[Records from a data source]
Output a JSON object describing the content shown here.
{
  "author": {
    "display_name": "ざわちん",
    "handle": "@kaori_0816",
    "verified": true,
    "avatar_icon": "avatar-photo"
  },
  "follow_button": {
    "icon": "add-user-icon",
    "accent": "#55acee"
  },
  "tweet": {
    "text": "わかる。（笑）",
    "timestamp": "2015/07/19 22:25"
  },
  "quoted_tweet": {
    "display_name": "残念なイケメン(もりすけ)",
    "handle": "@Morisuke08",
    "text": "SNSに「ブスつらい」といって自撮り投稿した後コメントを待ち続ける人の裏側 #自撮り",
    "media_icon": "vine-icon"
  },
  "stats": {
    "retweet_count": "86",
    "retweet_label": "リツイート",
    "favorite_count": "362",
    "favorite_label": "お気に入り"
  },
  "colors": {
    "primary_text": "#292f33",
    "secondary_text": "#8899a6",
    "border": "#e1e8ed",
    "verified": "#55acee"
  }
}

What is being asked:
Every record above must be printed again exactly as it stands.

Written solution:
Output a JSON object describing the content shown here.
{
  "author": {
    "display_name": "ざわちん",
    "handle": "@kaori_0816",
    "verified": true,
    "avatar_icon": "avatar-photo"
  },
  "follow_button": {
    "icon": "add-user-icon",
    "accent": "#55acee"
  },
  "tweet": {
    "text": "わかる。（笑）",
    "timestamp": "2015/07/19 22:25"
  },
  "quoted_tweet": {
    "display_name": "残念なイケメン(もりすけ)",
    "handle": "@Morisuke08",
    "text": "SNSに「ブスつらい」といって自撮り投稿した後コメントを待ち続ける人の裏側 #自撮り",
    "media_icon": "vine-icon"
  },
  "stats": {
    "retweet_count": "86",
    "retweet_label": "リツイート",
    "favorite_count": "362",
    "favorite_label": "お気に入り"
  },
  "colors": {
    "primary_text": "#292f33",
    "secondary_text": "#8899a6",
    "border": "#e1e8ed",
    "verified": "#55acee"
  }
}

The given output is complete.